> [Exercise objective]:
Locate each line in the records containing "AuthStatus". Copy it.

> [Element data from apps and pages]:
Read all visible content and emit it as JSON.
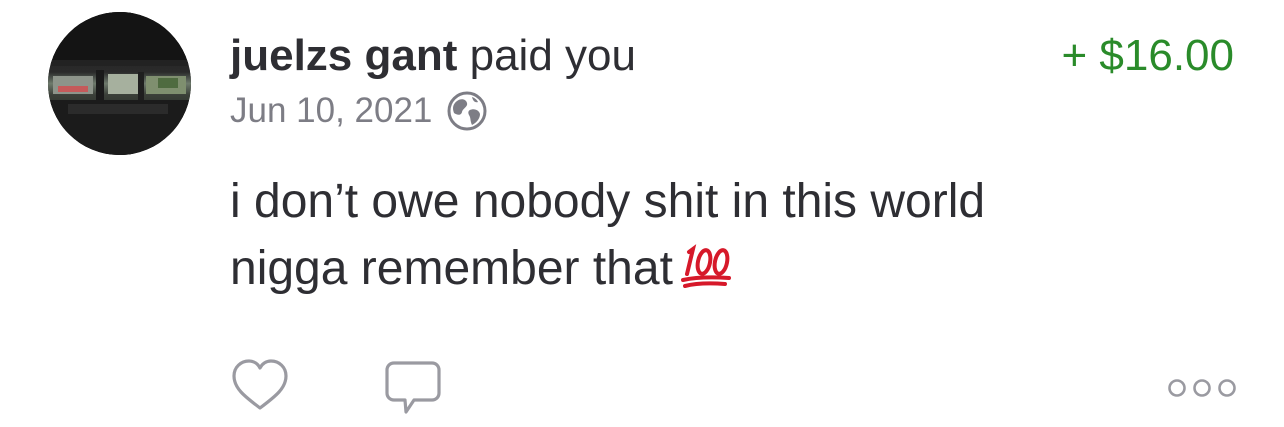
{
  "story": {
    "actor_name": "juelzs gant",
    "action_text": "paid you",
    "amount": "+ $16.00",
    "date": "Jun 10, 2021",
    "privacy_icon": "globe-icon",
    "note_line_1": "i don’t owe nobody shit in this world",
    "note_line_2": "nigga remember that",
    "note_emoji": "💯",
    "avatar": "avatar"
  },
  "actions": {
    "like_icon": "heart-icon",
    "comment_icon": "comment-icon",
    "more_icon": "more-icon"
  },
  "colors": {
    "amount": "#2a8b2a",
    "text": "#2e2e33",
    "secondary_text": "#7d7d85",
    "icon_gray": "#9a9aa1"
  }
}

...

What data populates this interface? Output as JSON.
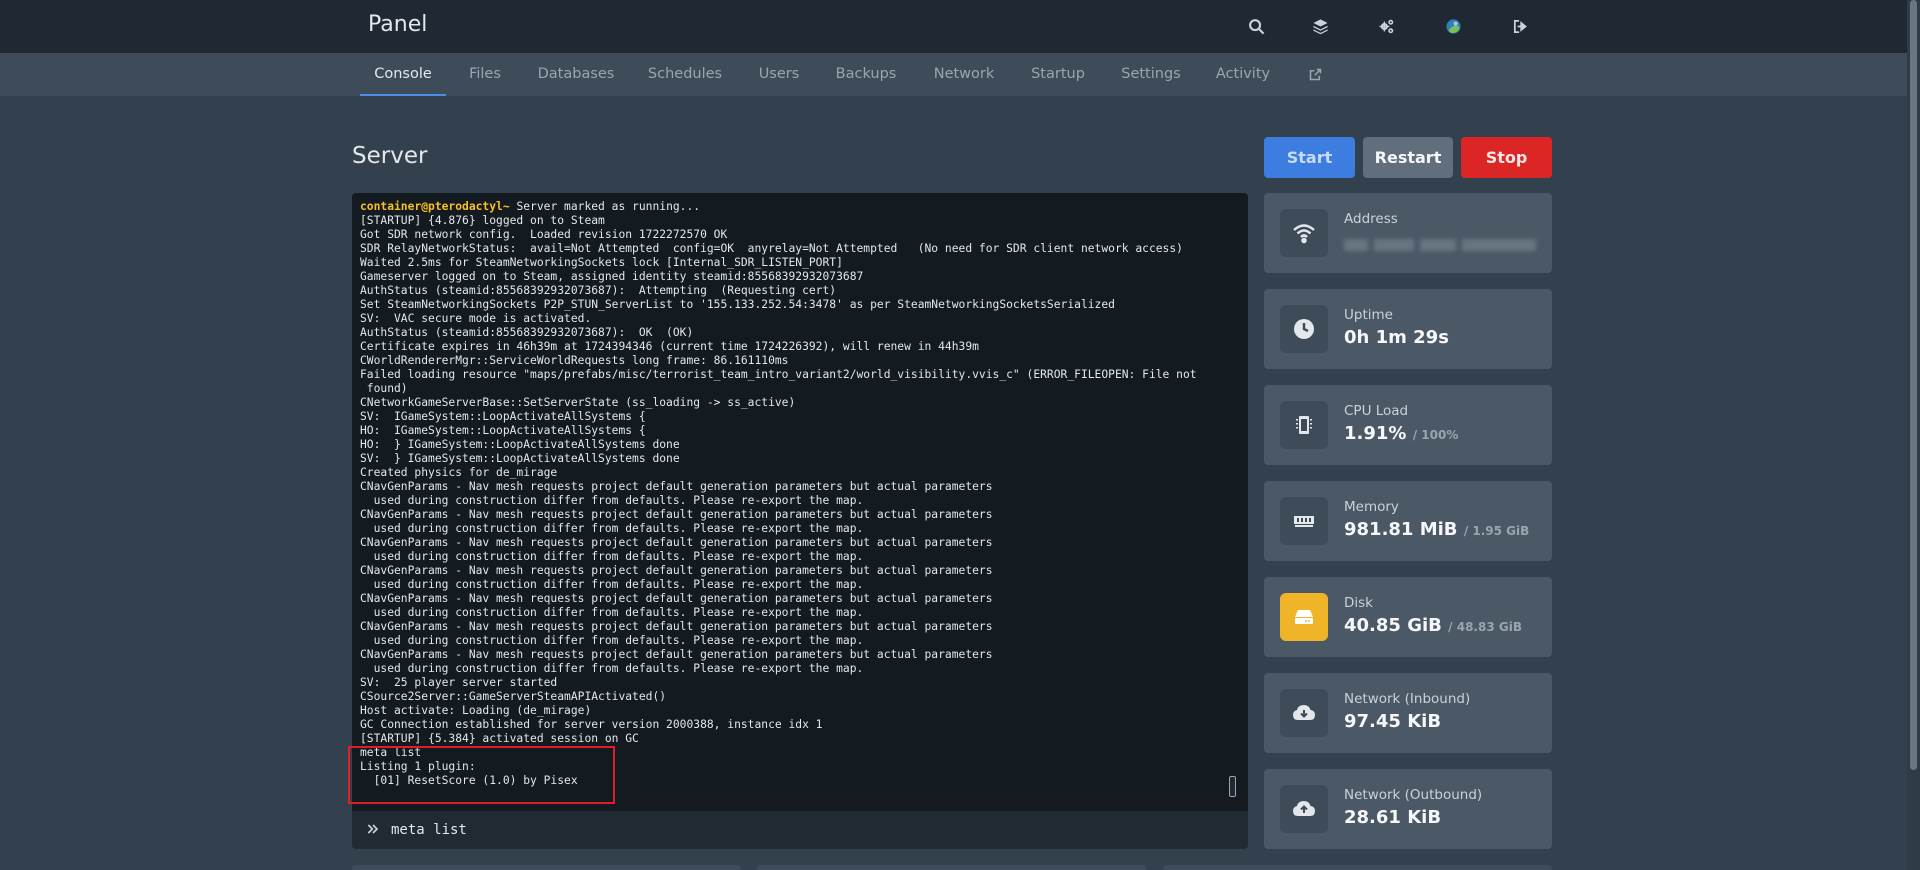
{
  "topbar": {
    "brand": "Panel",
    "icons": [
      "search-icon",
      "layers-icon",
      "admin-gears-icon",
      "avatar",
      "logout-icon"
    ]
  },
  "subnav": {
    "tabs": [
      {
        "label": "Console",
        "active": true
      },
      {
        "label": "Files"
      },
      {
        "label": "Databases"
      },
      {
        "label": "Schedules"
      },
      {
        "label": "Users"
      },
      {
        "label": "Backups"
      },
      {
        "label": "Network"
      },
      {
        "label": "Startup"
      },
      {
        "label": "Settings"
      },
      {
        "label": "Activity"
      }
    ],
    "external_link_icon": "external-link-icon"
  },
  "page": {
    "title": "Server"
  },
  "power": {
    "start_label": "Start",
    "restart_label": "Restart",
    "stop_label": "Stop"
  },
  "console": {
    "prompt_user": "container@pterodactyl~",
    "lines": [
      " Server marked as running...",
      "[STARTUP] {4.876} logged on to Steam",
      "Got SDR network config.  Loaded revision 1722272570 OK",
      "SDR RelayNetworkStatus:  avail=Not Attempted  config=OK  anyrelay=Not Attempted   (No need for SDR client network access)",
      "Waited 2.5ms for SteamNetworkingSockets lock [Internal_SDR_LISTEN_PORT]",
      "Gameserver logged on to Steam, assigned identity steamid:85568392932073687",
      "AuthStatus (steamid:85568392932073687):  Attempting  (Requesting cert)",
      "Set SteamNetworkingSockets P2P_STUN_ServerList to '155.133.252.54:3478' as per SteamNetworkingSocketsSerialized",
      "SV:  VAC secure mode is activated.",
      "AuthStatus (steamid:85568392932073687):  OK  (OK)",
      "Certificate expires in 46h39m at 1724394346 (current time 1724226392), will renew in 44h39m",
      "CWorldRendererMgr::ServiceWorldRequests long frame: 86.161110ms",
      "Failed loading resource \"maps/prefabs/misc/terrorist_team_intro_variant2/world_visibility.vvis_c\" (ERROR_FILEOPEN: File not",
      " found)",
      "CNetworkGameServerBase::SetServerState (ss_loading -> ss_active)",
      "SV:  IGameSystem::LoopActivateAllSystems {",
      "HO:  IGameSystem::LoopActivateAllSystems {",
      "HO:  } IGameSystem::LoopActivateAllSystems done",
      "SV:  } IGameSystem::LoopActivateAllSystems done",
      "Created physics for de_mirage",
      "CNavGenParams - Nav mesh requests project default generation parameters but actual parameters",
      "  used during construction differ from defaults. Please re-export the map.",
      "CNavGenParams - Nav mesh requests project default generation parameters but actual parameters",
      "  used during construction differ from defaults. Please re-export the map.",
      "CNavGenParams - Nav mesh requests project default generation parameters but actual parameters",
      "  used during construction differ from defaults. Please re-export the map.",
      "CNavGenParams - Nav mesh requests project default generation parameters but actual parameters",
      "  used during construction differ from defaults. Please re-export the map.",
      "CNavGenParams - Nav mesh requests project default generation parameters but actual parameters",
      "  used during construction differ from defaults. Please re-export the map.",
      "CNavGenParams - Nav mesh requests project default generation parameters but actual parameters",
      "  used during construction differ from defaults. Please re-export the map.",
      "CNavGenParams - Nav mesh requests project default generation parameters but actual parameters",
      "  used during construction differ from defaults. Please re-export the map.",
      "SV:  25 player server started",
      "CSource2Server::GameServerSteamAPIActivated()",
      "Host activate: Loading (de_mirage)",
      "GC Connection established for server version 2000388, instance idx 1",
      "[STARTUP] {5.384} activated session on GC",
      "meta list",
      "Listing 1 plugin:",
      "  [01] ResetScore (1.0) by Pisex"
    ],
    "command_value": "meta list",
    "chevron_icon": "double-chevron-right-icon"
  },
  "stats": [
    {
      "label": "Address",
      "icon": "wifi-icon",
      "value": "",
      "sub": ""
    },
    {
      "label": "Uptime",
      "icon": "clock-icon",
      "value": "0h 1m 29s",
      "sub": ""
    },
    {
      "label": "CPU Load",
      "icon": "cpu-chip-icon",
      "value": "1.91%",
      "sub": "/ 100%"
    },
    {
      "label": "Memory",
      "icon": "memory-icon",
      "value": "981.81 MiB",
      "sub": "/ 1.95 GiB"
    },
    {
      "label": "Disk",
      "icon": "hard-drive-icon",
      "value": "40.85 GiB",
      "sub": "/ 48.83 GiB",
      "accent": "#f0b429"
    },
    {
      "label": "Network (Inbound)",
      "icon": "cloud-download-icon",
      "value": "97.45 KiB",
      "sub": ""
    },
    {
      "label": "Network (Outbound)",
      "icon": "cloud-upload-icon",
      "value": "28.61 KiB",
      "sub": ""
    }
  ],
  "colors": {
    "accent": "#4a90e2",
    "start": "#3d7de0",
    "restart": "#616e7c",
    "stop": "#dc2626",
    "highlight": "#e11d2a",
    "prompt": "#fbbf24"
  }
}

> [Solution to this problem]:
      "AuthStatus (steamid:85568392932073687):  Attempting  (Requesting cert)",
      "AuthStatus (steamid:85568392932073687):  OK  (OK)",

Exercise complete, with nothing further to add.